To determine whether high-quality nurse-recorded auscultatory blood pressure (BP) values obtained at a single visit predict cardiovascular target organ changes as closely as ambulatory BP measurements.
In a randomly selected population sample (n = 458, 21% receiving antihypertensive treatment; approximately 40% hypertensive), we compared high-quality single visit nurse-recorded auscultatory BP values to same-day 24-h ambulatory BP in their ability to predict multiple target organ changes [left ventricular mass index (LVMI), left ventricle (LV) mean wall thickness (MWT), early-to-late transmitral velocity ratios (E/A), (echocardiography); log of urinary albumin-to-creatinine ratios (log ACR) (24-h urine samples); large artery dysfunction [carotid-femoral pulse wave velocity (PWV) and central augmentation index (Alc) (applanation tonometry)].
Nurse-recorded systolic BP (SBP) measurements obtained at a single visit were as closely associated with LVMI (r = 0.44), LV MWT (r = 0.44), E/A (r = −0.55), log ACR (r = 0.20), PWV (r = 0.62) and AIc (r = 0.41) (P < 0.0001 for all relations) as was 24-h SBP (LVMI; r = 0.33, LV MWT; r = 0.37, E/A; r = −0.35, log ACR; r = 0.24, PWV; r = 0.41, and AIc; r = 0.18, P < 0.001 for all relations) and either day or night SBP. On multivariate regression analysis with both nurse-recorded SBP and 24-h SBP in the same model, nurse-recorded SBP was independently associated with LVMI (P = 0.006), LV MWT (P = 0.03), E/A (P < 0.02), PWV (P < 0.0001) and AIc (P = 0.0002), and 24-h SBP was independently and positively associated with log ACR (P < 0.005), and PWV (P = 0.01).

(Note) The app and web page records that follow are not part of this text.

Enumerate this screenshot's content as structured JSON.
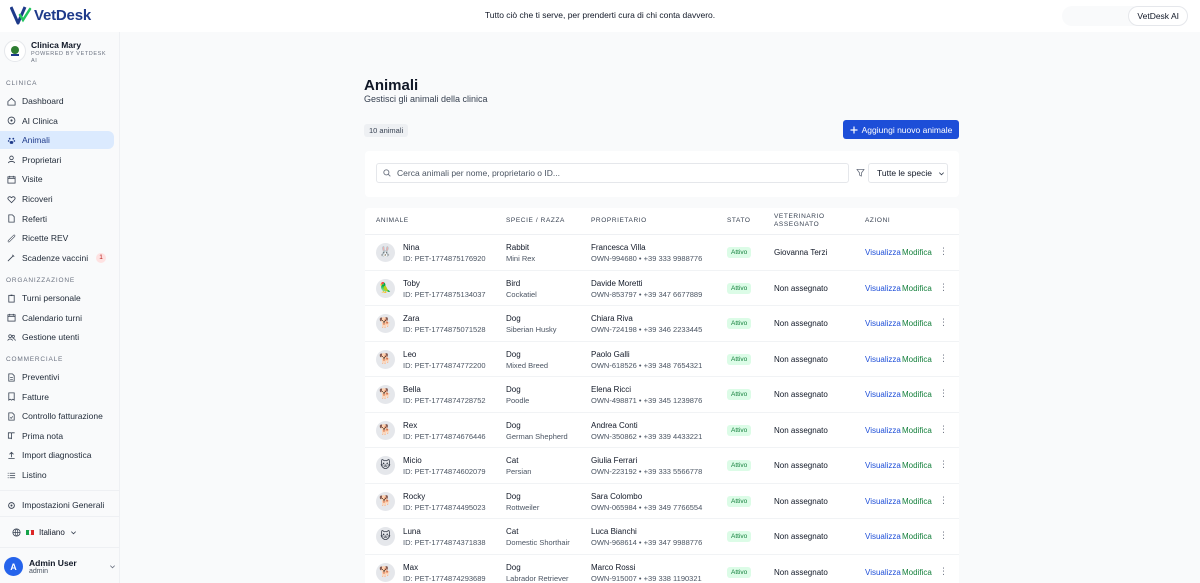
{
  "brand": {
    "name": "VetDesk",
    "tagline": "Tutto ciò che ti serve, per prenderti cura di chi conta davvero.",
    "ai_button": "VetDesk AI"
  },
  "clinic": {
    "name": "Clinica Mary",
    "powered": "POWERED BY VETDESK AI"
  },
  "nav": {
    "section_clinica": "CLINICA",
    "section_organizzazione": "ORGANIZZAZIONE",
    "section_commerciale": "COMMERCIALE",
    "clinica": [
      {
        "label": "Dashboard",
        "icon": "home-icon"
      },
      {
        "label": "AI Clinica",
        "icon": "ai-icon"
      },
      {
        "label": "Animali",
        "icon": "paw-icon"
      },
      {
        "label": "Proprietari",
        "icon": "user-icon"
      },
      {
        "label": "Visite",
        "icon": "calendar-icon"
      },
      {
        "label": "Ricoveri",
        "icon": "heart-icon"
      },
      {
        "label": "Referti",
        "icon": "file-icon"
      },
      {
        "label": "Ricette REV",
        "icon": "pill-icon"
      },
      {
        "label": "Scadenze vaccini",
        "icon": "syringe-icon",
        "badge": "1"
      }
    ],
    "organizzazione": [
      {
        "label": "Turni personale",
        "icon": "clipboard-icon"
      },
      {
        "label": "Calendario turni",
        "icon": "calendar-icon"
      },
      {
        "label": "Gestione utenti",
        "icon": "users-icon"
      }
    ],
    "commerciale": [
      {
        "label": "Preventivi",
        "icon": "document-icon"
      },
      {
        "label": "Fatture",
        "icon": "invoice-icon"
      },
      {
        "label": "Controllo fatturazione",
        "icon": "check-file-icon"
      },
      {
        "label": "Prima nota",
        "icon": "book-icon"
      },
      {
        "label": "Import diagnostica",
        "icon": "upload-icon"
      },
      {
        "label": "Listino",
        "icon": "list-icon"
      }
    ],
    "settings": "Impostazioni Generali",
    "language": "Italiano"
  },
  "user": {
    "initial": "A",
    "name": "Admin User",
    "role": "admin"
  },
  "page": {
    "title": "Animali",
    "subtitle": "Gestisci gli animali della clinica",
    "count": "10 animali",
    "add_button": "Aggiungi nuovo animale",
    "search_placeholder": "Cerca animali per nome, proprietario o ID...",
    "species_filter": "Tutte le specie"
  },
  "table": {
    "headers": {
      "animal": "ANIMALE",
      "species": "SPECIE / RAZZA",
      "owner": "PROPRIETARIO",
      "status": "STATO",
      "vet": "VETERINARIO ASSEGNATO",
      "actions": "AZIONI"
    },
    "view_label": "Visualizza",
    "edit_label": "Modifica",
    "rows": [
      {
        "name": "Nina",
        "id": "ID: PET-1774875176920",
        "species": "Rabbit",
        "breed": "Mini Rex",
        "owner": "Francesca Villa",
        "owner_info": "OWN-994680 • +39 333 9988776",
        "status": "Attivo",
        "vet": "Giovanna Terzi",
        "emoji": "🐰"
      },
      {
        "name": "Toby",
        "id": "ID: PET-1774875134037",
        "species": "Bird",
        "breed": "Cockatiel",
        "owner": "Davide Moretti",
        "owner_info": "OWN-853797 • +39 347 6677889",
        "status": "Attivo",
        "vet": "Non assegnato",
        "emoji": "🦜"
      },
      {
        "name": "Zara",
        "id": "ID: PET-1774875071528",
        "species": "Dog",
        "breed": "Siberian Husky",
        "owner": "Chiara Riva",
        "owner_info": "OWN-724198 • +39 346 2233445",
        "status": "Attivo",
        "vet": "Non assegnato",
        "emoji": "🐕"
      },
      {
        "name": "Leo",
        "id": "ID: PET-1774874772200",
        "species": "Dog",
        "breed": "Mixed Breed",
        "owner": "Paolo Galli",
        "owner_info": "OWN-618526 • +39 348 7654321",
        "status": "Attivo",
        "vet": "Non assegnato",
        "emoji": "🐕"
      },
      {
        "name": "Bella",
        "id": "ID: PET-1774874728752",
        "species": "Dog",
        "breed": "Poodle",
        "owner": "Elena Ricci",
        "owner_info": "OWN-498871 • +39 345 1239876",
        "status": "Attivo",
        "vet": "Non assegnato",
        "emoji": "🐕"
      },
      {
        "name": "Rex",
        "id": "ID: PET-1774874676446",
        "species": "Dog",
        "breed": "German Shepherd",
        "owner": "Andrea Conti",
        "owner_info": "OWN-350862 • +39 339 4433221",
        "status": "Attivo",
        "vet": "Non assegnato",
        "emoji": "🐕"
      },
      {
        "name": "Micio",
        "id": "ID: PET-1774874602079",
        "species": "Cat",
        "breed": "Persian",
        "owner": "Giulia Ferrari",
        "owner_info": "OWN-223192 • +39 333 5566778",
        "status": "Attivo",
        "vet": "Non assegnato",
        "emoji": "🐱"
      },
      {
        "name": "Rocky",
        "id": "ID: PET-1774874495023",
        "species": "Dog",
        "breed": "Rottweiler",
        "owner": "Sara Colombo",
        "owner_info": "OWN-065984 • +39 349 7766554",
        "status": "Attivo",
        "vet": "Non assegnato",
        "emoji": "🐕"
      },
      {
        "name": "Luna",
        "id": "ID: PET-1774874371838",
        "species": "Cat",
        "breed": "Domestic Shorthair",
        "owner": "Luca Bianchi",
        "owner_info": "OWN-968614 • +39 347 9988776",
        "status": "Attivo",
        "vet": "Non assegnato",
        "emoji": "🐱"
      },
      {
        "name": "Max",
        "id": "ID: PET-1774874293689",
        "species": "Dog",
        "breed": "Labrador Retriever",
        "owner": "Marco Rossi",
        "owner_info": "OWN-915007 • +39 338 1190321",
        "status": "Attivo",
        "vet": "Non assegnato",
        "emoji": "🐕"
      }
    ]
  },
  "colors": {
    "accent": "#1d4ed8",
    "active_nav": "#dbeafe",
    "status_bg": "#dcfce7",
    "status_text": "#15803d",
    "edit_text": "#15803d"
  }
}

One or more, high-quality single visit nurse-recorded auscultatory BP measurements may be equally as effective as ambulatory BP in predicting target organ damage in a population sample of African ancestry.